*Exercise aim*. Each entry below is to be duplicated verbatim.

***** Material for this task

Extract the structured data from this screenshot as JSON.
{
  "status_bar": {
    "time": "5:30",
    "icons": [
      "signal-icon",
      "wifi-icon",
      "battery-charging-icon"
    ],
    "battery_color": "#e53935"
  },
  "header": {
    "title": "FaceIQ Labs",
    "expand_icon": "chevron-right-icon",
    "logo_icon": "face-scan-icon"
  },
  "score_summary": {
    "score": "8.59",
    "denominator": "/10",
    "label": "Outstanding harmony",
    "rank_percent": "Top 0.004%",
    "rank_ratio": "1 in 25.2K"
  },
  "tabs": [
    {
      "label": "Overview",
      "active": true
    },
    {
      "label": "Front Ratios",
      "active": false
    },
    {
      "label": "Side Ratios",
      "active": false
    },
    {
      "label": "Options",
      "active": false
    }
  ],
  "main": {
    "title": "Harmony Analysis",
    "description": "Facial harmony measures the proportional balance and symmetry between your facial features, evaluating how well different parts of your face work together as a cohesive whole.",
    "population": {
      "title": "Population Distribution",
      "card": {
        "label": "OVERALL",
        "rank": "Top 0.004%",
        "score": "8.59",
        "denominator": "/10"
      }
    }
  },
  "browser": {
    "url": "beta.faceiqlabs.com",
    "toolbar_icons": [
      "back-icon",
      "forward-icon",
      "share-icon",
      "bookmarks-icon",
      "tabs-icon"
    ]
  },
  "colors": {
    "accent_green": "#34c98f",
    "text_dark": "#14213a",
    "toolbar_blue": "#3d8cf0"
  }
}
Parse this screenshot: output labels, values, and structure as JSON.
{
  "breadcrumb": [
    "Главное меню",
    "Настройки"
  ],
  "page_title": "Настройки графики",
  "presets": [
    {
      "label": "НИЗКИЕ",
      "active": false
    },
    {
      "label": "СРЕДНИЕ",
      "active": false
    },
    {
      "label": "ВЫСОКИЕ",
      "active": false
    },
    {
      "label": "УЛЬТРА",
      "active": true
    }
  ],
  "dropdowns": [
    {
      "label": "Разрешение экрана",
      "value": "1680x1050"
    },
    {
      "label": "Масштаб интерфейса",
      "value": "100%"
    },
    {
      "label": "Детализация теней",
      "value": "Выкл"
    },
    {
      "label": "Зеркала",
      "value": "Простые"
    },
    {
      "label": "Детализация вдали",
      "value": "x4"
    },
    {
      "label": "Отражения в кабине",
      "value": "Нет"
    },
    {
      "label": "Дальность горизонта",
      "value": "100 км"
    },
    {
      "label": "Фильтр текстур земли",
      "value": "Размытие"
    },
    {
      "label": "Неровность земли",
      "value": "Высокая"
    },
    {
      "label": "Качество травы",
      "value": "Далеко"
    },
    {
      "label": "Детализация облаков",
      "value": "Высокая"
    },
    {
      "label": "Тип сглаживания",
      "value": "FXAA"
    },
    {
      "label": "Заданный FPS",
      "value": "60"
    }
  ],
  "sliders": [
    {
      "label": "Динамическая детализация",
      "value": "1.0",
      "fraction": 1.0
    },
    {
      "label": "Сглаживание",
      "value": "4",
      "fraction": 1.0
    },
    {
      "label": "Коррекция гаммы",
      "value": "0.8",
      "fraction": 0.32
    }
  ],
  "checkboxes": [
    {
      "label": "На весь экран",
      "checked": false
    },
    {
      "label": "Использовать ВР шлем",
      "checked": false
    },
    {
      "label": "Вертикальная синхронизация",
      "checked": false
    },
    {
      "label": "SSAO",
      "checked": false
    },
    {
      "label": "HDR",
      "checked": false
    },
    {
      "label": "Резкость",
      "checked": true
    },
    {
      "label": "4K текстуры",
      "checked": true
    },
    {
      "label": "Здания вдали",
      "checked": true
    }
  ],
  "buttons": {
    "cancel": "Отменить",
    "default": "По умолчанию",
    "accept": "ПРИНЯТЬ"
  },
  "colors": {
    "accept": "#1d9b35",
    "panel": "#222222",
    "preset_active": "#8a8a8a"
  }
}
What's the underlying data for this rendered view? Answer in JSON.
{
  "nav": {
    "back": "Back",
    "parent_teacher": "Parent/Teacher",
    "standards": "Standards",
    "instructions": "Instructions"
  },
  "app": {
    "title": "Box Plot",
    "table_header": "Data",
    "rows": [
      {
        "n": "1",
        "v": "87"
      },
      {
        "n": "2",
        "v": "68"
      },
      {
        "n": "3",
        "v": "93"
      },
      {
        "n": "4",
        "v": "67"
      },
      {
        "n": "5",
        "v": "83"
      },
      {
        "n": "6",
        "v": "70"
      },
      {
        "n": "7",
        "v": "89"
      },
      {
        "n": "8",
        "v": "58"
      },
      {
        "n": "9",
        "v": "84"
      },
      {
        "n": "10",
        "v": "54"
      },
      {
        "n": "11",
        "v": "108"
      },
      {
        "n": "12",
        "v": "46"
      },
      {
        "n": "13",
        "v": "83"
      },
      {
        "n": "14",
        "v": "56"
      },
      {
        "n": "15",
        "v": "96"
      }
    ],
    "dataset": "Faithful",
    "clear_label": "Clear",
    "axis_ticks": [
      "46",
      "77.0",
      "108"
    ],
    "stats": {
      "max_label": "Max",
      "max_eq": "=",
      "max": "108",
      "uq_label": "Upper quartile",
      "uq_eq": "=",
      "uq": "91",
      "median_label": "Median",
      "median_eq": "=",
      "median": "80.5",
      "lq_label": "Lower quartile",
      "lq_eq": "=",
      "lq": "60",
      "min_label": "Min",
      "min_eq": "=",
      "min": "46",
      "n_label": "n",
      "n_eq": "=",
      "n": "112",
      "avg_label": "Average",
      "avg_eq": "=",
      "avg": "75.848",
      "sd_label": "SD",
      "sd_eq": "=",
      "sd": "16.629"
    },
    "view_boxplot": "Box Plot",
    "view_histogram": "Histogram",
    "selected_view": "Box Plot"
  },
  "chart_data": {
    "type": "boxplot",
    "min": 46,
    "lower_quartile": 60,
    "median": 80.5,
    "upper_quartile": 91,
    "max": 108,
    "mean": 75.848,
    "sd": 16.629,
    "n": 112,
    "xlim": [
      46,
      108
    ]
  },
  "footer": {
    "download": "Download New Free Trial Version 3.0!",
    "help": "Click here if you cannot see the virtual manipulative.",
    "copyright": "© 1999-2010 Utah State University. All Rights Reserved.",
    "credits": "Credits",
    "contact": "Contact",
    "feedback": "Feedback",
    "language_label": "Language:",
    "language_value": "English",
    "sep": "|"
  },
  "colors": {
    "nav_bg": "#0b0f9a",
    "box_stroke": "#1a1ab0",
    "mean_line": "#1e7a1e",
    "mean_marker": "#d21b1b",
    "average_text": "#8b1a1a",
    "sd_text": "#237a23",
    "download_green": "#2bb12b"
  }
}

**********

*Answer*.
Extract the structured data from this screenshot as JSON.
{
  "status_bar": {
    "time": "5:30",
    "icons": [
      "signal-icon",
      "wifi-icon",
      "battery-charging-icon"
    ],
    "battery_color": "#e53935"
  },
  "header": {
    "title": "FaceIQ Labs",
    "expand_icon": "chevron-right-icon",
    "logo_icon": "face-scan-icon"
  },
  "score_summary": {
    "score": "8.59",
    "denominator": "/10",
    "label": "Outstanding harmony",
    "rank_percent": "Top 0.004%",
    "rank_ratio": "1 in 25.2K"
  },
  "tabs": [
    {
      "label": "Overview",
      "active": true
    },
    {
      "label": "Front Ratios",
      "active": false
    },
    {
      "label": "Side Ratios",
      "active": false
    },
    {
      "label": "Options",
      "active": false
    }
  ],
  "main": {
    "title": "Harmony Analysis",
    "description": "Facial harmony measures the proportional balance and symmetry between your facial features, evaluating how well different parts of your face work together as a cohesive whole.",
    "population": {
      "title": "Population Distribution",
      "card": {
        "label": "OVERALL",
        "rank": "Top 0.004%",
        "score": "8.59",
        "denominator": "/10"
      }
    }
  },
  "browser": {
    "url": "beta.faceiqlabs.com",
    "toolbar_icons": [
      "back-icon",
      "forward-icon",
      "share-icon",
      "bookmarks-icon",
      "tabs-icon"
    ]
  },
  "colors": {
    "accent_green": "#34c98f",
    "text_dark": "#14213a",
    "toolbar_blue": "#3d8cf0"
  }
}
Parse this screenshot: output labels, values, and structure as JSON.
{
  "breadcrumb": [
    "Главное меню",
    "Настройки"
  ],
  "page_title": "Настройки графики",
  "presets": [
    {
      "label": "НИЗКИЕ",
      "active": false
    },
    {
      "label": "СРЕДНИЕ",
      "active": false
    },
    {
      "label": "ВЫСОКИЕ",
      "active": false
    },
    {
      "label": "УЛЬТРА",
      "active": true
    }
  ],
  "dropdowns": [
    {
      "label": "Разрешение экрана",
      "value": "1680x1050"
    },
    {
      "label": "Масштаб интерфейса",
      "value": "100%"
    },
    {
      "label": "Детализация теней",
      "value": "Выкл"
    },
    {
      "label": "Зеркала",
      "value": "Простые"
    },
    {
      "label": "Детализация вдали",
      "value": "x4"
    },
    {
      "label": "Отражения в кабине",
      "value": "Нет"
    },
    {
      "label": "Дальность горизонта",
      "value": "100 км"
    },
    {
      "label": "Фильтр текстур земли",
      "value": "Размытие"
    },
    {
      "label": "Неровность земли",
      "value": "Высокая"
    },
    {
      "label": "Качество травы",
      "value": "Далеко"
    },
    {
      "label": "Детализация облаков",
      "value": "Высокая"
    },
    {
      "label": "Тип сглаживания",
      "value": "FXAA"
    },
    {
      "label": "Заданный FPS",
      "value": "60"
    }
  ],
  "sliders": [
    {
      "label": "Динамическая детализация",
      "value": "1.0",
      "fraction": 1.0
    },
    {
      "label": "Сглаживание",
      "value": "4",
      "fraction": 1.0
    },
    {
      "label": "Коррекция гаммы",
      "value": "0.8",
      "fraction": 0.32
    }
  ],
  "checkboxes": [
    {
      "label": "На весь экран",
      "checked": false
    },
    {
      "label": "Использовать ВР шлем",
      "checked": false
    },
    {
      "label": "Вертикальная синхронизация",
      "checked": false
    },
    {
      "label": "SSAO",
      "checked": false
    },
    {
      "label": "HDR",
      "checked": false
    },
    {
      "label": "Резкость",
      "checked": true
    },
    {
      "label": "4K текстуры",
      "checked": true
    },
    {
      "label": "Здания вдали",
      "checked": true
    }
  ],
  "buttons": {
    "cancel": "Отменить",
    "default": "По умолчанию",
    "accept": "ПРИНЯТЬ"
  },
  "colors": {
    "accept": "#1d9b35",
    "panel": "#222222",
    "preset_active": "#8a8a8a"
  }
}
What's the underlying data for this rendered view? Answer in JSON.
{
  "nav": {
    "back": "Back",
    "parent_teacher": "Parent/Teacher",
    "standards": "Standards",
    "instructions": "Instructions"
  },
  "app": {
    "title": "Box Plot",
    "table_header": "Data",
    "rows": [
      {
        "n": "1",
        "v": "87"
      },
      {
        "n": "2",
        "v": "68"
      },
      {
        "n": "3",
        "v": "93"
      },
      {
        "n": "4",
        "v": "67"
      },
      {
        "n": "5",
        "v": "83"
      },
      {
        "n": "6",
        "v": "70"
      },
      {
        "n": "7",
        "v": "89"
      },
      {
        "n": "8",
        "v": "58"
      },
      {
        "n": "9",
        "v": "84"
      },
      {
        "n": "10",
        "v": "54"
      },
      {
        "n": "11",
        "v": "108"
      },
      {
        "n": "12",
        "v": "46"
      },
      {
        "n": "13",
        "v": "83"
      },
      {
        "n": "14",
        "v": "56"
      },
      {
        "n": "15",
        "v": "96"
      }
    ],
    "dataset": "Faithful",
    "clear_label": "Clear",
    "axis_ticks": [
      "46",
      "77.0",
      "108"
    ],
    "stats": {
      "max_label": "Max",
      "max_eq": "=",
      "max": "108",
      "uq_label": "Upper quartile",
      "uq_eq": "=",
      "uq": "91",
      "median_label": "Median",
      "median_eq": "=",
      "median": "80.5",
      "lq_label": "Lower quartile",
      "lq_eq": "=",
      "lq": "60",
      "min_label": "Min",
      "min_eq": "=",
      "min": "46",
      "n_label": "n",
      "n_eq": "=",
      "n": "112",
      "avg_label": "Average",
      "avg_eq": "=",
      "avg": "75.848",
      "sd_label": "SD",
      "sd_eq": "=",
      "sd": "16.629"
    },
    "view_boxplot": "Box Plot",
    "view_histogram": "Histogram",
    "selected_view": "Box Plot"
  },
  "chart_data": {
    "type": "boxplot",
    "min": 46,
    "lower_quartile": 60,
    "median": 80.5,
    "upper_quartile": 91,
    "max": 108,
    "mean": 75.848,
    "sd": 16.629,
    "n": 112,
    "xlim": [
      46,
      108
    ]
  },
  "footer": {
    "download": "Download New Free Trial Version 3.0!",
    "help": "Click here if you cannot see the virtual manipulative.",
    "copyright": "© 1999-2010 Utah State University. All Rights Reserved.",
    "credits": "Credits",
    "contact": "Contact",
    "feedback": "Feedback",
    "language_label": "Language:",
    "language_value": "English",
    "sep": "|"
  },
  "colors": {
    "nav_bg": "#0b0f9a",
    "box_stroke": "#1a1ab0",
    "mean_line": "#1e7a1e",
    "mean_marker": "#d21b1b",
    "average_text": "#8b1a1a",
    "sd_text": "#237a23",
    "download_green": "#2bb12b"
  }
}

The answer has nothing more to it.